LEEP stands for Loop Electrosurgical Excision Procedure, so as you might imagine, electricity is involved. In a LEEP procedure, a small amount of current is passed through a wire loop, causing the tissue near the loop to separate and cauterize, allowing a doctor to remove a sample of questionable tissue for further examination.
This procedure starts out much like a normal pelvic exam. The woman is asked to undress from the waist down and get into position on a gynecological table so that the doctor can insert a speculum to make it easier to see the cervix. Then, the area is swabbed with a mildly acidic solution, followed by an iodine rinse, to make the abnormal tissue easier to see. An electrosurgical dispersive pad will be placed on the thigh so that the current safely disperses, and the doctor will attach a disposable loop to the electricity-generating device.

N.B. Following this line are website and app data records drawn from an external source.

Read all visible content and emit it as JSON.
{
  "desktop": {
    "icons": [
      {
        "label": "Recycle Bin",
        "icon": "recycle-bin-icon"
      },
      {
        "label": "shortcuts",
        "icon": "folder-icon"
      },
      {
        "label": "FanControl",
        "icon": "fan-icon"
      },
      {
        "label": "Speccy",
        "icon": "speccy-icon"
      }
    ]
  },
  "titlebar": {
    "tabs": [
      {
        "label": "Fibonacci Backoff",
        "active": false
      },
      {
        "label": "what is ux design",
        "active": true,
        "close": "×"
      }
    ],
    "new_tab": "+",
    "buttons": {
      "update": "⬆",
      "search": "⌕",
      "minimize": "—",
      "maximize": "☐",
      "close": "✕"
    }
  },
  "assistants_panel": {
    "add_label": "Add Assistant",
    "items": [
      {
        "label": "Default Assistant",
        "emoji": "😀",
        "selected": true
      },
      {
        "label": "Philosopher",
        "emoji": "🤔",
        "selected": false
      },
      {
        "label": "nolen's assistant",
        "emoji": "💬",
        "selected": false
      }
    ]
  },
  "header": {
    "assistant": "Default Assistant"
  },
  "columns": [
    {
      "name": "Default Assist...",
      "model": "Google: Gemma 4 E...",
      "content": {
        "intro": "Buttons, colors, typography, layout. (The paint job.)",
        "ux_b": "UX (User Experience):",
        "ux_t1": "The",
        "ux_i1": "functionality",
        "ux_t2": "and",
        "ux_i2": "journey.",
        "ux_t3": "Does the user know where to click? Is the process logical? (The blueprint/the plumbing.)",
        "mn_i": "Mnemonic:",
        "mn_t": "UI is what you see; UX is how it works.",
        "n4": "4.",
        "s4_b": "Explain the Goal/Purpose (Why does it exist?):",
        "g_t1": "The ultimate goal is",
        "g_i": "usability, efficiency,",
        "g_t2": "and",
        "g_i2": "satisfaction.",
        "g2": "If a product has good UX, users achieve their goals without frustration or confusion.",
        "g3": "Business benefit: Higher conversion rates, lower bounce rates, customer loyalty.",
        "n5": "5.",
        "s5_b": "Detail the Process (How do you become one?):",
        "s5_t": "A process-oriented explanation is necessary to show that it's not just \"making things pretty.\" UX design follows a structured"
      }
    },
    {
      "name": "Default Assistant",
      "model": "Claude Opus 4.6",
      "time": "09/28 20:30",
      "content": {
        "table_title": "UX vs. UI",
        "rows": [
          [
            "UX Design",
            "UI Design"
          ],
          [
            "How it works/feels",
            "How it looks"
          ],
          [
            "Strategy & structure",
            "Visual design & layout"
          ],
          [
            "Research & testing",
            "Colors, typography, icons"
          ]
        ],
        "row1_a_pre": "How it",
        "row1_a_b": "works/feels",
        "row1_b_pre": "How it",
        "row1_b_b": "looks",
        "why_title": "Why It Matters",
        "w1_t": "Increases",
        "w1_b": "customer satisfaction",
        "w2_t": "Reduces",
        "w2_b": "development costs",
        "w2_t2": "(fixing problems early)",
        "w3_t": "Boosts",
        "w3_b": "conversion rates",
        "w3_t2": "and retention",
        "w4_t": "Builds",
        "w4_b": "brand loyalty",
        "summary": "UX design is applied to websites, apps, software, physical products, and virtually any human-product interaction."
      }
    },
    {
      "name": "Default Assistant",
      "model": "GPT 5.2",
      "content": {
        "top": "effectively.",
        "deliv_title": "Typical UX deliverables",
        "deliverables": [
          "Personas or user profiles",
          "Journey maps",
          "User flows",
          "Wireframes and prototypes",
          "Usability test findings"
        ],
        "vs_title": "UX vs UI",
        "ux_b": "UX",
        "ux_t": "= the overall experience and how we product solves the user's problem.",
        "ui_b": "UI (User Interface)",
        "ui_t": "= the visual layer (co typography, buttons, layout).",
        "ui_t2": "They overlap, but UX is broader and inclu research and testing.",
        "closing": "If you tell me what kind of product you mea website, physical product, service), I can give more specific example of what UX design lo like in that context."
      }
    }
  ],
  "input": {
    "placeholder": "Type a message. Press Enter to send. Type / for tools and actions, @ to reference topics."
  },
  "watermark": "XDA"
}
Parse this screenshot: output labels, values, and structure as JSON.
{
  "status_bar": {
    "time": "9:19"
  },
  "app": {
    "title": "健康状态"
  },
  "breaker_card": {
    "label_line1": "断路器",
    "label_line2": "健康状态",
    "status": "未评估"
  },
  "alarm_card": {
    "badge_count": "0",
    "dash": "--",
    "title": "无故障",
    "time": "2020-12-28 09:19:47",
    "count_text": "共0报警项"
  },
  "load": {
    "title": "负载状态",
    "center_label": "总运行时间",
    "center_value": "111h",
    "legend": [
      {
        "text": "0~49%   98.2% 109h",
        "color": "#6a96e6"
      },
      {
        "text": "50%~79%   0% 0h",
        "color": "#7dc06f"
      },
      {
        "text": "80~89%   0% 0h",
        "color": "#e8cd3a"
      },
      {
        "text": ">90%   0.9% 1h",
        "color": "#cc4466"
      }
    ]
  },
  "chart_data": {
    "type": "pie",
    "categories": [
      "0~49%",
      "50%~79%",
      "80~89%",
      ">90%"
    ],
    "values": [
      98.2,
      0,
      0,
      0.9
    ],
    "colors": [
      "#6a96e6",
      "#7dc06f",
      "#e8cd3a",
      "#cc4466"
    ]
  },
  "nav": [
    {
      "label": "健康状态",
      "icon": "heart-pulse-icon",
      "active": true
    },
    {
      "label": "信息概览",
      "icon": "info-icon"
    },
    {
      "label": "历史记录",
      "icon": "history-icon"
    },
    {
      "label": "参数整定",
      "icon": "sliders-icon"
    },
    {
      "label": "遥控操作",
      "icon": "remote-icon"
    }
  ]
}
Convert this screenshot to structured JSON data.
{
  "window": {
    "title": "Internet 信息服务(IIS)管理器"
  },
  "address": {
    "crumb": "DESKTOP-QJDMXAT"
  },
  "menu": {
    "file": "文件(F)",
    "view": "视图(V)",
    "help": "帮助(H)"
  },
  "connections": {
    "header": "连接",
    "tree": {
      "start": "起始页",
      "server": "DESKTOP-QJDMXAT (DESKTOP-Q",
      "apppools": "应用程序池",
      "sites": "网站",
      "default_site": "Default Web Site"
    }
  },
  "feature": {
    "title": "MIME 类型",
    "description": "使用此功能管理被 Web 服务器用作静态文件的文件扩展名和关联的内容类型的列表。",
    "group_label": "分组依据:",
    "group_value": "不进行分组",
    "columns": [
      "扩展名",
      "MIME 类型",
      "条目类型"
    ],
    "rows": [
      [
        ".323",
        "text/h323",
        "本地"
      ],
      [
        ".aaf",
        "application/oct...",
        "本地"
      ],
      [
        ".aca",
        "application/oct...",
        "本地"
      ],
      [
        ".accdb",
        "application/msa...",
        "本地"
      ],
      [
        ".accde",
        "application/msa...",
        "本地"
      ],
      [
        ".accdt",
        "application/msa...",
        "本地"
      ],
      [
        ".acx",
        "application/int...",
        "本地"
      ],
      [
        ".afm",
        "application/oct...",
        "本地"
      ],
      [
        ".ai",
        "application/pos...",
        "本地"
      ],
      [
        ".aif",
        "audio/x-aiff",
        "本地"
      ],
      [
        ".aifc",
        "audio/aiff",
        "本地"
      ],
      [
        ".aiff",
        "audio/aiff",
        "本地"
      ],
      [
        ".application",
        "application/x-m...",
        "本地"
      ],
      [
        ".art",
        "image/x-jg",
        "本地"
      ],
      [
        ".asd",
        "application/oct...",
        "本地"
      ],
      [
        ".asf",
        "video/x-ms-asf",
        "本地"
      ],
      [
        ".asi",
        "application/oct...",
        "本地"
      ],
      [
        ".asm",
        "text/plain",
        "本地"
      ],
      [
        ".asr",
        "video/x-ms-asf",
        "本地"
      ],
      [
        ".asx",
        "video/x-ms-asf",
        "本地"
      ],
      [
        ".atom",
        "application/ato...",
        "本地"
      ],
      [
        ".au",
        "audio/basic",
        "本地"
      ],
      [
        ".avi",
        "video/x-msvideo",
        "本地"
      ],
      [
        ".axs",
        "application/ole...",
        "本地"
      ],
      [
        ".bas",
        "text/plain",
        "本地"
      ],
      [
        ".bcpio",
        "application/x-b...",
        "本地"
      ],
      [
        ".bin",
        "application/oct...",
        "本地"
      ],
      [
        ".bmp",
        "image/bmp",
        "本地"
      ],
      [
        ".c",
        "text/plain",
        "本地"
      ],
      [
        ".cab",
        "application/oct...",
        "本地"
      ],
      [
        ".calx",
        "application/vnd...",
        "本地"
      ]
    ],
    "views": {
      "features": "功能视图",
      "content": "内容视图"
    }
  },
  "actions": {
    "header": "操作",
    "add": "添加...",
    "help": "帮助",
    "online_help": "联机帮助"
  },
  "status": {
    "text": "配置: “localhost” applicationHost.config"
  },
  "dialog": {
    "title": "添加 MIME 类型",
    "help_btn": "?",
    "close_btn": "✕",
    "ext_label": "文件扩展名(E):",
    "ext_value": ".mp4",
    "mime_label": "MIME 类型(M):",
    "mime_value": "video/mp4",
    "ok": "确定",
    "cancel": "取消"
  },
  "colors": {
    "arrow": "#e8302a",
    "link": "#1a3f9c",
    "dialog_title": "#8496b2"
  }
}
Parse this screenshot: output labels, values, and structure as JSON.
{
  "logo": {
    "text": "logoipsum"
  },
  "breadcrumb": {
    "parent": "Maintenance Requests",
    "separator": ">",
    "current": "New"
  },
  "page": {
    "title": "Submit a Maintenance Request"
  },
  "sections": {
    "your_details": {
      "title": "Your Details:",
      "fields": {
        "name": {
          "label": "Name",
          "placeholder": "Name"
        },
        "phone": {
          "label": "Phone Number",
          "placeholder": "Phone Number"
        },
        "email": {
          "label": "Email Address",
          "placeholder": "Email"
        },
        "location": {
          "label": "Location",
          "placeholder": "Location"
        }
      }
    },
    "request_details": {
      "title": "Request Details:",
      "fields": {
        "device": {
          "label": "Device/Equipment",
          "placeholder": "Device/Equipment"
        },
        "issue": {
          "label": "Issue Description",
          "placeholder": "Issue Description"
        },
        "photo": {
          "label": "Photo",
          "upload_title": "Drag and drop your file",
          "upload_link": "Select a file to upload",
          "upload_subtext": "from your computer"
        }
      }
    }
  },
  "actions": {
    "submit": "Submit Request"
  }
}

Using a colposcope, the doctor magnifies the cervix before providing a local anesthetic so that the LEEP procedure will not be painful. Next, the loop is carefully inserted, positioned in the area of interest, and turned on. The resulting tissue is packaged for biopsy, and then the doctor checks for bleeding, using an electrocautery tool to stop any bleeding, if necessary. Typically, some smoke is produced, because the process involves burning tissue. When biopsy results from the LEEP procedure come back, the doctor will discuss the results and any action which needs to be taken.
Some soreness and breakthrough bleeding are common after a LEEP procedure. Most doctors recommend abstention from sexual activity, the use of tampons, and the use of vaginally-applied medications, to reduce the risk of infection. Some also recommend taking showers, rather than baths, for a week or so after the procedure. Complications from a properly performed LEEP procedure are rare, but a doctor will discuss the potential for more serious complications and their symptoms so that you can seek medical attention for these complications if they arise.